— TASK GOAL —
Below are some records. Copy every line in them that holds "name".

— INFORMATION —
------------------------------------------------

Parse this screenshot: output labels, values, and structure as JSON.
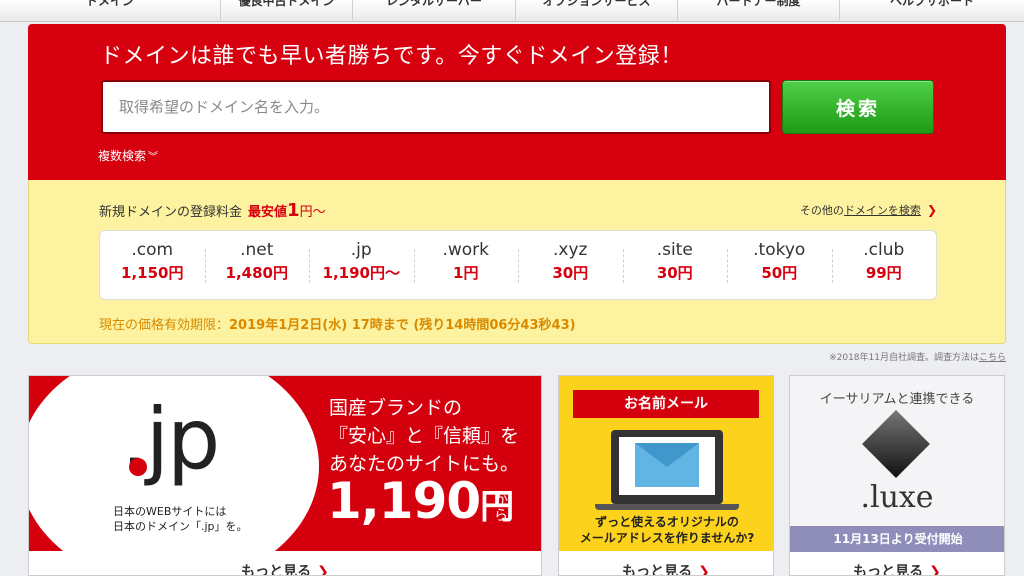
{
  "nav": {
    "items": [
      "ドメイン",
      "優良中古ドメイン",
      "レンタルサーバー",
      "オプションサービス",
      "パートナー制度",
      "ヘルプサポート"
    ]
  },
  "search": {
    "headline": "ドメインは誰でも早い者勝ちです。今すぐドメイン登録！",
    "placeholder": "取得希望のドメイン名を入力。",
    "button_label": "検索",
    "multi_label": "複数検索"
  },
  "pricing": {
    "title": "新規ドメインの登録料金",
    "lowest_label": "最安値",
    "lowest_value": "1",
    "lowest_unit": "円～",
    "other_prefix": "その他の",
    "other_link": "ドメインを検索",
    "tlds": [
      {
        "name": ".com",
        "price": "1,150円"
      },
      {
        "name": ".net",
        "price": "1,480円"
      },
      {
        "name": ".jp",
        "price": "1,190円～"
      },
      {
        "name": ".work",
        "price": "1円"
      },
      {
        "name": ".xyz",
        "price": "30円"
      },
      {
        "name": ".site",
        "price": "30円"
      },
      {
        "name": ".tokyo",
        "price": "50円"
      },
      {
        "name": ".club",
        "price": "99円"
      }
    ],
    "validity_label": "現在の価格有効期限：",
    "validity_value": "2019年1月2日(水) 17時まで (残り14時間06分43秒43)"
  },
  "note": {
    "text": "※2018年11月自社調査。調査方法は",
    "link": "こちら"
  },
  "banners": {
    "jp": {
      "logo": ".jp",
      "caption_line1": "日本のWEBサイトには",
      "caption_line2": "日本のドメイン「.jp」を。",
      "copy_line1": "国産ブランドの",
      "copy_line2": "『安心』と『信頼』を",
      "copy_line3": "あなたのサイトにも。",
      "price": "1,190",
      "yen": "円",
      "kara": "から",
      "more": "もっと見る"
    },
    "mail": {
      "ribbon": "お名前メール",
      "copy_line1": "ずっと使えるオリジナルの",
      "copy_line2": "メールアドレスを作りませんか?",
      "more": "もっと見る"
    },
    "luxe": {
      "title": "イーサリアムと連携できる",
      "logo": ".luxe",
      "bar": "11月13日より受付開始",
      "more": "もっと見る"
    }
  },
  "colors": {
    "brand_red": "#d6000f",
    "price_bg": "#fdf29f",
    "search_green": "#2bb323"
  }
}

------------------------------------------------

— ANSWER SECTION —
        "name": ".com",
        "name": ".net",
        "name": ".jp",
        "name": ".work",
        "name": ".xyz",
        "name": ".site",
        "name": ".tokyo",
        "name": ".club",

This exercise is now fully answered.